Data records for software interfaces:
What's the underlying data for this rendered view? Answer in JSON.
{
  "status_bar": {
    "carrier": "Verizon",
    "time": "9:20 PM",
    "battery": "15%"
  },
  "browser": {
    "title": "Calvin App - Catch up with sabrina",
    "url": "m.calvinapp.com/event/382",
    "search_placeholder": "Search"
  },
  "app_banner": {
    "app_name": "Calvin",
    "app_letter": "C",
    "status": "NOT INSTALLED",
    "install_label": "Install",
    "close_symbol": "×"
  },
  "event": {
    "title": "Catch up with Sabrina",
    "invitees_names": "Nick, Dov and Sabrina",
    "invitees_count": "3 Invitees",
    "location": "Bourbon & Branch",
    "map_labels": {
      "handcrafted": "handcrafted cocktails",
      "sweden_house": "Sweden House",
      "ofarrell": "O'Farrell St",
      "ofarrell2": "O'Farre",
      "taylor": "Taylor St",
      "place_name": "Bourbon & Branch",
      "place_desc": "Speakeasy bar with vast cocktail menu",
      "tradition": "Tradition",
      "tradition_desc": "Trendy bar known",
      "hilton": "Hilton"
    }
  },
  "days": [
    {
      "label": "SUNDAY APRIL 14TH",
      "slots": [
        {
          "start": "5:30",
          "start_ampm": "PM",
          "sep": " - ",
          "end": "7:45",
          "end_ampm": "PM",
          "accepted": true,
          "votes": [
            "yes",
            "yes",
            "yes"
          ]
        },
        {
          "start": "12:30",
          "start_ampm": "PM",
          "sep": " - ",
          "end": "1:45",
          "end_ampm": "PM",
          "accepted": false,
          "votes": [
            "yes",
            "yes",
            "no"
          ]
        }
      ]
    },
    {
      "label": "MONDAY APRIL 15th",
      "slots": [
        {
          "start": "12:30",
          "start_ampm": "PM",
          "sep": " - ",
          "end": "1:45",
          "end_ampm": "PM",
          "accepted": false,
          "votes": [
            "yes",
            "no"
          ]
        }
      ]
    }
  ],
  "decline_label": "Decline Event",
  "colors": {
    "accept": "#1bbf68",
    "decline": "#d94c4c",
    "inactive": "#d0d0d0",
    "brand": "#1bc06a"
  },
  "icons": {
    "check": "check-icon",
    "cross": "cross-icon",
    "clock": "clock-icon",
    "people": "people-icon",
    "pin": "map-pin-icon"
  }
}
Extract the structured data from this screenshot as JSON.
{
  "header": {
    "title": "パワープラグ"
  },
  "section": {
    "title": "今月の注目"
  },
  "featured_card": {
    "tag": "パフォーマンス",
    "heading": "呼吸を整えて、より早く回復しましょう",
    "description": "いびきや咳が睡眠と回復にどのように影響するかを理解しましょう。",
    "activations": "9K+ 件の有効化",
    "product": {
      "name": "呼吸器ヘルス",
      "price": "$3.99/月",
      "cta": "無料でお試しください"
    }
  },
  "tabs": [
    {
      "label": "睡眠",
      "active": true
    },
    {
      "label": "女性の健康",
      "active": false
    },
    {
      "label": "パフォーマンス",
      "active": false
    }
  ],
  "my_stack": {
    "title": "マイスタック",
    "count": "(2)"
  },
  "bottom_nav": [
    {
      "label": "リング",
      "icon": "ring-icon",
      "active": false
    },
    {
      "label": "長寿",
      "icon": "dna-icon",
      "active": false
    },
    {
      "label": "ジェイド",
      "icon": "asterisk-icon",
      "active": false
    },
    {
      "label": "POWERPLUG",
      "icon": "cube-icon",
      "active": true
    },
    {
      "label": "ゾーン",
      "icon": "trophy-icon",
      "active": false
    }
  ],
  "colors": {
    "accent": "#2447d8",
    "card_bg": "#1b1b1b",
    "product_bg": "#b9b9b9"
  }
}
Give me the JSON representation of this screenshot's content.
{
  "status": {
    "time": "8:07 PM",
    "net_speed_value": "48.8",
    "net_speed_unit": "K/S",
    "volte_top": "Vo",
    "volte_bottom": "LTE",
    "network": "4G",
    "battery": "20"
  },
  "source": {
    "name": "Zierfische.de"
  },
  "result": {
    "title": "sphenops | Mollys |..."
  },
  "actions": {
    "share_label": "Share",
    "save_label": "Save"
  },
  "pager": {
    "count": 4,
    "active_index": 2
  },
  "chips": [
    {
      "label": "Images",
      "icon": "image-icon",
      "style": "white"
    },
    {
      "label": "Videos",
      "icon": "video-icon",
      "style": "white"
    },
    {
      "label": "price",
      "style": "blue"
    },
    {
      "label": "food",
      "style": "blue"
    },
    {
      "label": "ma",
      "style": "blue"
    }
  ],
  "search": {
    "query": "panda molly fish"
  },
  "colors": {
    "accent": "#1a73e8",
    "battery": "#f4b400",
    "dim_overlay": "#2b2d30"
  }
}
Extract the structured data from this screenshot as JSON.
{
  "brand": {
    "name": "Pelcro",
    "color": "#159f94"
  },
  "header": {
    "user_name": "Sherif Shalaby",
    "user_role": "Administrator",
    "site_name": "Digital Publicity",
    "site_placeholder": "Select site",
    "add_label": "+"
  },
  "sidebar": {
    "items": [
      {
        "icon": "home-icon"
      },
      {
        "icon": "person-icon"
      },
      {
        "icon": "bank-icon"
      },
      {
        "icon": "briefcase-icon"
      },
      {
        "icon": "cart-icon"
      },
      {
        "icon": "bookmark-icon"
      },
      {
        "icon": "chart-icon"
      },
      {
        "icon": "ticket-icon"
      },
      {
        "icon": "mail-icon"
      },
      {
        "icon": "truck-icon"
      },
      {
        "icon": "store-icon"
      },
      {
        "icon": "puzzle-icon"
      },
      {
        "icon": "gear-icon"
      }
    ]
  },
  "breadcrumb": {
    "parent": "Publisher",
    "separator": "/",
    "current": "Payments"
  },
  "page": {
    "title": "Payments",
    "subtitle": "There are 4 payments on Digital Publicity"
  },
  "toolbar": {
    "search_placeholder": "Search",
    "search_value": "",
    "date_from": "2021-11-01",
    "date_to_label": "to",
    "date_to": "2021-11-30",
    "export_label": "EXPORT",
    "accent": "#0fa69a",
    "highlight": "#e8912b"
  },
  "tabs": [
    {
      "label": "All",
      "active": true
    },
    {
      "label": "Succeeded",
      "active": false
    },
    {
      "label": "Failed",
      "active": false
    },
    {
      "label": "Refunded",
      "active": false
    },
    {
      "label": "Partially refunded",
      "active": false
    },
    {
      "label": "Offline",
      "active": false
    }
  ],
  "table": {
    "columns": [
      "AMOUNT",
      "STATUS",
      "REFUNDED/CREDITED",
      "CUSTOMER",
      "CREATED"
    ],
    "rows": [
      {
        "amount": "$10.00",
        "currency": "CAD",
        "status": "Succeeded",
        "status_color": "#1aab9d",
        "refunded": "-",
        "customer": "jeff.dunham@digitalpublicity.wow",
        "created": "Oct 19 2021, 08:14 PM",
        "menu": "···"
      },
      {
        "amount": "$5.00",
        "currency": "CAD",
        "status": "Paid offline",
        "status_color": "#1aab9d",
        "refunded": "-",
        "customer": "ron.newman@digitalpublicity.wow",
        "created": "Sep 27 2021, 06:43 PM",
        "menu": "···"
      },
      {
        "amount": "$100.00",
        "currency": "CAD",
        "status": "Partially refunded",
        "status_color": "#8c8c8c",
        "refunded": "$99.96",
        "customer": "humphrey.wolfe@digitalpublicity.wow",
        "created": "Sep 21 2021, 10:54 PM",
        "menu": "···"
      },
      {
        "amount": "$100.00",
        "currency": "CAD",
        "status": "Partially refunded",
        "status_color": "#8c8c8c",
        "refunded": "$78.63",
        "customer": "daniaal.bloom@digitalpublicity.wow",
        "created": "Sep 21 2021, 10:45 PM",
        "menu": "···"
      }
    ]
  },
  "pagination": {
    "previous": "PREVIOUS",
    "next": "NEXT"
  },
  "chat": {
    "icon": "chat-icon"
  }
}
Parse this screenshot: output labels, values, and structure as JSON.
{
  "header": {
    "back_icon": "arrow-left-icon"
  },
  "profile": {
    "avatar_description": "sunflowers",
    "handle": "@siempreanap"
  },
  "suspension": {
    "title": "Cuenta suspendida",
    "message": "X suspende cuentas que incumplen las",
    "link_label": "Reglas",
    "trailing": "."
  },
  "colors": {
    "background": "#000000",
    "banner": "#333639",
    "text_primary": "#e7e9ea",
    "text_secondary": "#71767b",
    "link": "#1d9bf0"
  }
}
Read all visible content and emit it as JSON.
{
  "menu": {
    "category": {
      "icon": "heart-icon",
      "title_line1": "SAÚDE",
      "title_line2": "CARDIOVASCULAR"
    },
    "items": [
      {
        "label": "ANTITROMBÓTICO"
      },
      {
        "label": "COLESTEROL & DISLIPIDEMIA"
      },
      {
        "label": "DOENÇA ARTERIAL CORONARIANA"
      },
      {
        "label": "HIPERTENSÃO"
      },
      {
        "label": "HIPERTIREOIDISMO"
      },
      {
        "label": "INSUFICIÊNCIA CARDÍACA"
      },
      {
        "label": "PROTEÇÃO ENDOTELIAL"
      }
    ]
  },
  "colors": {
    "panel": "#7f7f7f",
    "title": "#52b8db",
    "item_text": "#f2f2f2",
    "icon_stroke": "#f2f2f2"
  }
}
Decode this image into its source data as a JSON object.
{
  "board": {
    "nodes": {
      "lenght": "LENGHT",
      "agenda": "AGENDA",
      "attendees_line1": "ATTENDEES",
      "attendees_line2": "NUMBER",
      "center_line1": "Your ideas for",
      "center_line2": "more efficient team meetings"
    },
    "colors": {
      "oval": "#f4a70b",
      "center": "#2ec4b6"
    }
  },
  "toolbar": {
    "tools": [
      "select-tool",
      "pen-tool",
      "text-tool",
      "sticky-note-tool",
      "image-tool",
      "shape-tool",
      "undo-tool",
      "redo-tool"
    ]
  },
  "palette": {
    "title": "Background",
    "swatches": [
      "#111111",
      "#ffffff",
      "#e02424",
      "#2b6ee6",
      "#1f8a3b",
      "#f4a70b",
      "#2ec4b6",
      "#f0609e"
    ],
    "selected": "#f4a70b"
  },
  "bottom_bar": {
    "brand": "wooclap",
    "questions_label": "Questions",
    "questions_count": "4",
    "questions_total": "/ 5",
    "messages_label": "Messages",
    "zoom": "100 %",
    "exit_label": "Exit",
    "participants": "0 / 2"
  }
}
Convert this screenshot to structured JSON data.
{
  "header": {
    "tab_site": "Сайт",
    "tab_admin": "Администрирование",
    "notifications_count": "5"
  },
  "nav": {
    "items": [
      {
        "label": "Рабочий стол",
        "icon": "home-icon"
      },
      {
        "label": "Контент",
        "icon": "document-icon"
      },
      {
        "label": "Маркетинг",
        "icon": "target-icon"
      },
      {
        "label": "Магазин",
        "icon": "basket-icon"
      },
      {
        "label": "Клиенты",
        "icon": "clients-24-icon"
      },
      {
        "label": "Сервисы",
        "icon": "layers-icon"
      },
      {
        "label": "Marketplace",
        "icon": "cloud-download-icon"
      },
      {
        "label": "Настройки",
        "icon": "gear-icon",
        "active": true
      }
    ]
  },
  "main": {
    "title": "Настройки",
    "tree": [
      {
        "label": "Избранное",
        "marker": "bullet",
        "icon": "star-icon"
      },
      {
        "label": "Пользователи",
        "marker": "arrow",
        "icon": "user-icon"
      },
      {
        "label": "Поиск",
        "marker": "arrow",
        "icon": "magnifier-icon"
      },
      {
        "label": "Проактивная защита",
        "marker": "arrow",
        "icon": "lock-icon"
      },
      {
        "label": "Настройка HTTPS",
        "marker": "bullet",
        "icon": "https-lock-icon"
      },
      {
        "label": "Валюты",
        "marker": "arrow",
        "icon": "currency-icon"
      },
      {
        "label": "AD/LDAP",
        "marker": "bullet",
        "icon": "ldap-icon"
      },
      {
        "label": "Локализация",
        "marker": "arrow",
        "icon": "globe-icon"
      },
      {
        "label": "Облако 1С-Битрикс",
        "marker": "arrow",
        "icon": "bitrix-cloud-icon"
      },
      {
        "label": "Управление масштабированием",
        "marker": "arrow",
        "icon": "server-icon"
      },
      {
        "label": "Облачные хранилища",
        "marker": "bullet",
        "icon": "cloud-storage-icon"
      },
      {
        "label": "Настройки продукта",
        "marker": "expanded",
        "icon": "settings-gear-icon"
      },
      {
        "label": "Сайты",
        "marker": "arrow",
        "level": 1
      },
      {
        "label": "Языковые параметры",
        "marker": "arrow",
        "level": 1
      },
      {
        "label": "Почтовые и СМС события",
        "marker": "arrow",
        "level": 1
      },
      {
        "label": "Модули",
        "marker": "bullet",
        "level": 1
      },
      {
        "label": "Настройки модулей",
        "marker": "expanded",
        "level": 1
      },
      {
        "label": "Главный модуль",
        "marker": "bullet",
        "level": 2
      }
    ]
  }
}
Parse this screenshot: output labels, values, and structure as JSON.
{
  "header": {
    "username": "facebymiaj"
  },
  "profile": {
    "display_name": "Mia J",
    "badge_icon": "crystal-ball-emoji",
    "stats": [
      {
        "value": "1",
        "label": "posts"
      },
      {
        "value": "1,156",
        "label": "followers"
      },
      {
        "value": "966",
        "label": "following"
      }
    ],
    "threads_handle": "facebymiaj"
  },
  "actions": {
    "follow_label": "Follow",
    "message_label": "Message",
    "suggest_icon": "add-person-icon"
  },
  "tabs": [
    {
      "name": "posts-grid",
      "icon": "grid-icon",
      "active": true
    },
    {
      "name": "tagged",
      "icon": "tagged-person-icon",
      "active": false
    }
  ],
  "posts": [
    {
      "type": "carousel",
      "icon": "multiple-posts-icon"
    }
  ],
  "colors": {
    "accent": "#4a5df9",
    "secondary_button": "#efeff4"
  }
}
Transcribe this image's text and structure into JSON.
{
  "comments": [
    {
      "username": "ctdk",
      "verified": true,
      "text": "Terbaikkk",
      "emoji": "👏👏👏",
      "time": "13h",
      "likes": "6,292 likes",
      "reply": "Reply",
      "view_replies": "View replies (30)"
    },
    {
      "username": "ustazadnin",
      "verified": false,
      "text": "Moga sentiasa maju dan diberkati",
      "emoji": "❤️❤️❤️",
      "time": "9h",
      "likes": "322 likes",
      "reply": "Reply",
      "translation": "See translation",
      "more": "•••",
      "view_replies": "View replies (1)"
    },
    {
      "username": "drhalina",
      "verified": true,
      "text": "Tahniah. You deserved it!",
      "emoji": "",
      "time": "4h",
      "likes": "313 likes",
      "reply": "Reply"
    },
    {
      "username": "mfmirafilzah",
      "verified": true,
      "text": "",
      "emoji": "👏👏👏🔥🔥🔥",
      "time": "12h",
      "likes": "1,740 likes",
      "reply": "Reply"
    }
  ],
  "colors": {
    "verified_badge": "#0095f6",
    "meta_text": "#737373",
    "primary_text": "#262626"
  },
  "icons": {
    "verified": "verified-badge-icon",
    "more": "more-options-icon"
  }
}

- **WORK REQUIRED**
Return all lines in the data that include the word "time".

- **RESULT FOR THIS EXERCISE**
    "time": "9:20 PM",
    "time": "8:07 PM",
      "time": "13h",
      "time": "9h",
      "time": "4h",
      "time": "12h",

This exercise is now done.